How not to manage a PR crisis situation in Japan June 8, 2006Posted by fukumimi in Japan, Media.
Update: The administrative vice minister for Land Infrastructure and Transport has expressed his displeasure at Schindler's handling of this issue. He revealed that the MLIT had asked for a list of installations of where the same model lift was installed. Schindler had apparently refused citing customer confidentiality. Given the potentially life threatening nature of the malfunction, that seems to be a completely wrongheaded call.
On saturday, a teenager was killed when he was crushed between the floor and the door frame of a lift, when the lift rose abruptly as he was getting off. Details here.
The lift was manufactured by Schindler Japan. Schindler is the #2 elevator manufacturer in the world (is #1 Otis?) but has just 1% market share in Japan, a market dominated by domestic heavyweights Toshiba, Hitachi, and Mitsubishi Electric.
The lift in question is said to have been installed in 1998, and there had been at least 18 reports of problems with this particular unit before this accident since December 2003.
Lift maintenance was performed directly by Schindler until March 2005, a company called Japan Electric Power Service (JEPS) handled maintenance from Apr 2005-Mar 2006, and SEC Elevator is the current maintenance contractor. SEC has announced that it was aware of the fact that the lift in question had problems in the past, but in regular scheduled maintenance since their contract began this april, no problems were found. It is interesting to see that the annual maintenance contract was not renewed with JEPS this year, it will also be interesting to find out why the maintenance contract was switched from Schindler to a third party provider last year.
In any case, Schindler is taking a beating in the media. It has released three announcements regarding the accident, but has not made an apology to the victim's family. The intial statement was a terse 6 line affair which contained a boilerplate condolence message to the family of the victims and stating that the company was cooperating with investigations and therefore no further comment was forthcoming at this time. A second statement was released the next day, as published here (in english also).
Top management has yet to conduct a press conference, and the media repeatedly show the same clip of Ken Smith, the representative director of Schindler Elevator K.K., walking stony faced surrounded by cameras and seemingly ignoring pleas from reporters to make a comment.
This kind of media handling reinforces the Japanese belief that overseas companies and foreign executives thereof are overly sensitive to legal issues at the expense of the moral obligation of victim care. Whilst it is true that Schindler was not currently responsible for maintenance of the lift, they did manufacture the lift and in the public's eyes, they share a portion of the responsibility, at least until proven categorically otherwise.
Large Japanese companies have in the past also made serious errors in post-crisis PR management (and will probably continue to do so), so overseas companies are not alone in being incompetent at handling these situations.
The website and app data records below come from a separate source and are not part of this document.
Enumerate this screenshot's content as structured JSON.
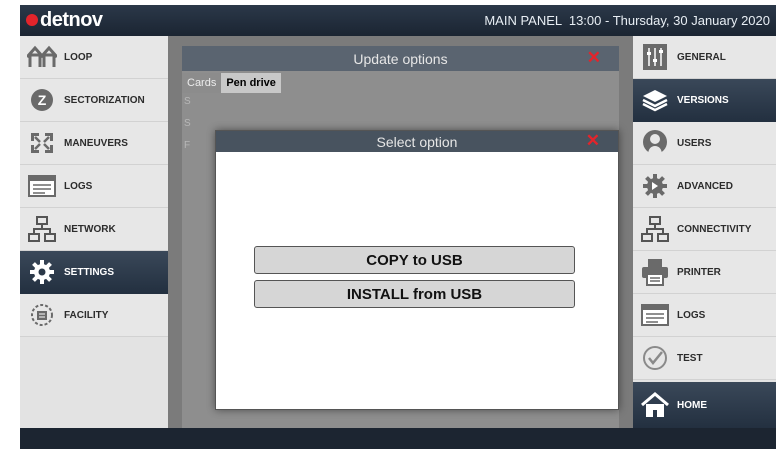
{
  "header": {
    "brand": "detnov",
    "info": "MAIN PANEL  13:00 - Thursday, 30 January 2020",
    "colors": {
      "header_bg": "#1e2835",
      "logo_dot": "#e3242b"
    }
  },
  "left_nav": [
    {
      "label": "LOOP",
      "icon": "loop-icon",
      "active": false
    },
    {
      "label": "SECTORIZATION",
      "icon": "sectorization-icon",
      "active": false
    },
    {
      "label": "MANEUVERS",
      "icon": "maneuvers-icon",
      "active": false
    },
    {
      "label": "LOGS",
      "icon": "logs-icon",
      "active": false
    },
    {
      "label": "NETWORK",
      "icon": "network-icon",
      "active": false
    },
    {
      "label": "SETTINGS",
      "icon": "gear-icon",
      "active": true
    },
    {
      "label": "FACILITY",
      "icon": "facility-icon",
      "active": false
    }
  ],
  "right_nav": [
    {
      "label": "GENERAL",
      "icon": "general-icon",
      "active": false
    },
    {
      "label": "VERSIONS",
      "icon": "versions-icon",
      "active": true
    },
    {
      "label": "USERS",
      "icon": "user-icon",
      "active": false
    },
    {
      "label": "ADVANCED",
      "icon": "advanced-icon",
      "active": false
    },
    {
      "label": "CONNECTIVITY",
      "icon": "connectivity-icon",
      "active": false
    },
    {
      "label": "PRINTER",
      "icon": "printer-icon",
      "active": false
    },
    {
      "label": "LOGS",
      "icon": "logs-icon",
      "active": false
    },
    {
      "label": "TEST",
      "icon": "test-icon",
      "active": false
    },
    {
      "label": "HOME",
      "icon": "home-icon",
      "active": true
    }
  ],
  "update_dialog": {
    "title": "Update options",
    "close_glyph": "✕",
    "tabs": [
      "Cards",
      "Pen drive"
    ],
    "selected_tab": "Pen drive",
    "side_letters": [
      "S",
      "S",
      "F"
    ]
  },
  "select_dialog": {
    "title": "Select option",
    "close_glyph": "✕",
    "options": [
      "COPY to USB",
      "INSTALL from USB"
    ]
  }
}
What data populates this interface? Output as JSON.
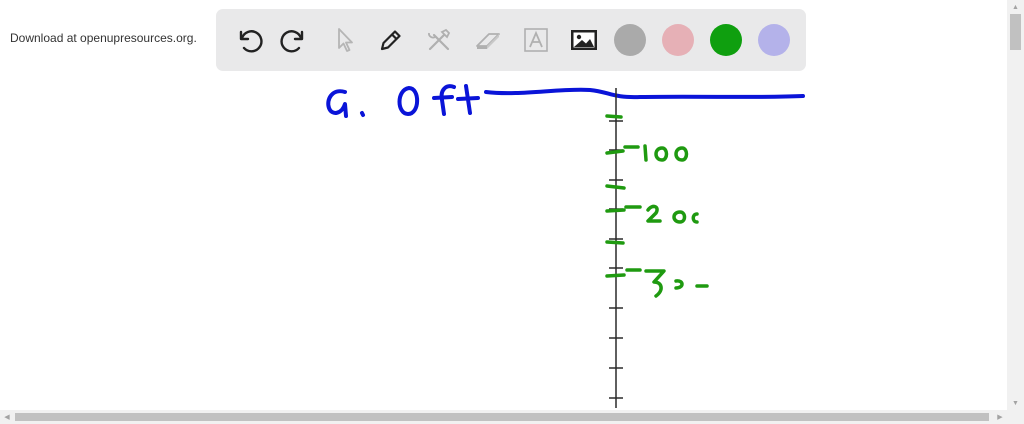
{
  "header": {
    "download_text": "Download at openupresources.org."
  },
  "toolbar": {
    "tools": [
      {
        "name": "undo-icon",
        "enabled": true
      },
      {
        "name": "redo-icon",
        "enabled": true
      },
      {
        "name": "pointer-icon",
        "enabled": false
      },
      {
        "name": "pen-icon",
        "enabled": true
      },
      {
        "name": "tools-icon",
        "enabled": false
      },
      {
        "name": "eraser-icon",
        "enabled": false
      },
      {
        "name": "text-icon",
        "enabled": false
      },
      {
        "name": "image-icon",
        "enabled": true
      }
    ],
    "colors": [
      "#aaaaaa",
      "#e6b0b6",
      "#0f9f0f",
      "#b4b2ea"
    ],
    "selected_color": "#0f9f0f"
  },
  "canvas": {
    "ink_blue": "#0a14d8",
    "ink_green": "#1f9a10",
    "axis_color": "#2a2a2a"
  }
}
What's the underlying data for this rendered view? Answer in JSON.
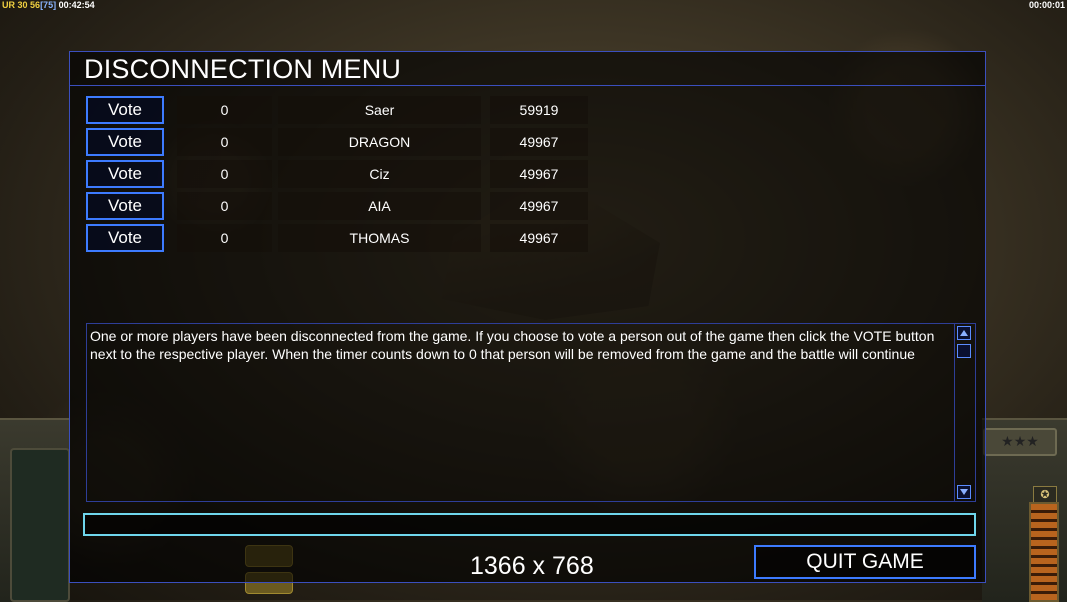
{
  "overlay": {
    "top_left": {
      "ur": "UR",
      "num1": "30",
      "num2": "56",
      "bracket": "[75]",
      "clock": "00:42:54"
    },
    "top_right_clock": "00:00:01"
  },
  "dialog": {
    "title": "DISCONNECTION MENU",
    "players": [
      {
        "vote_label": "Vote",
        "timer": "0",
        "name": "Saer",
        "ping": "59919"
      },
      {
        "vote_label": "Vote",
        "timer": "0",
        "name": "DRAGON",
        "ping": "49967"
      },
      {
        "vote_label": "Vote",
        "timer": "0",
        "name": "Ciz",
        "ping": "49967"
      },
      {
        "vote_label": "Vote",
        "timer": "0",
        "name": "AIA",
        "ping": "49967"
      },
      {
        "vote_label": "Vote",
        "timer": "0",
        "name": "THOMAS",
        "ping": "49967"
      }
    ],
    "message": "One or more players have been disconnected from the game. If you choose to vote a person out of the game then click the VOTE button next to the respective player. When the timer counts down to 0 that person will be removed from the game and the battle will continue",
    "chat_value": "",
    "resolution": "1366 x 768",
    "quit_label": "QUIT GAME"
  },
  "icons": {
    "scroll_up": "arrow-up-icon",
    "scroll_down": "arrow-down-icon",
    "stars": "★★★"
  },
  "colors": {
    "accent_border": "#3d7bff",
    "input_border": "#6fd6ec",
    "resource_yellow": "#f0d040"
  }
}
However, Japanese companies typically do not publish statements like this:
we would like to stress that we are convinced that there is no reason to attribute the accident to either the design or the installation of the elevator
Such conviction seems inappropriate just 3 days after a fatal accident.
Ken Smith and other members of the senior management of Shindler Japan really need to meet with the victim's family, and face the cameras.
All the major media outlets are now scouring the nation for more reports of incidents involving Schindler's products. The Asahi Shimbun reports that its investigations have found at least 100 incidents where people were trapped in lifts, or cases of malfunction whilst there were passengers in the lift.
However it should be pointed out that these numbers by themselves mean very little. How many similar accidents have their been with Toshiba? Mitsubishi? Hitachi? What are the comparative incidence rates?
Flicking through the channels "news" surfing this morning, a media outlet had a "telephone interview" with a person introduced as "an employee of a competitor". The "interviewee" was anonymous, his employer anonymous, and the interviewee's voice appeared to have been changed. We soon learnt the reason why this was an anonymous interview. The interviewee said that Schindler has become extremely aggressive on public building project tenders in the last couple of years, and then said the cost pressures of low bidding led him to believe that Schindler was shipping inferior quality goods (粗悪品in Japanese, a fairly strong accusation). The fact that the lift in question was installed in 1998 (therefore making this anonymous person's accusations irrelevant) apparently didn't matter to the interviewer or interviewee. I would think this interview is slanderous, and Schindler would have a cause of action against TBS for broadcasting such a shoddy interview.
This is the level of tabloid journalism that TBS (in this case) and other media outlets regularly stoop to.
The media loves to oversimplify and carry out a witchhunt (especially when it makes their advertising sponsors happy).
Companies need to understand that and take measures to counteract such tactics. Especially if you are a new company taking on the establishment, or you are an overseas entrant taking on powerful local incumbents.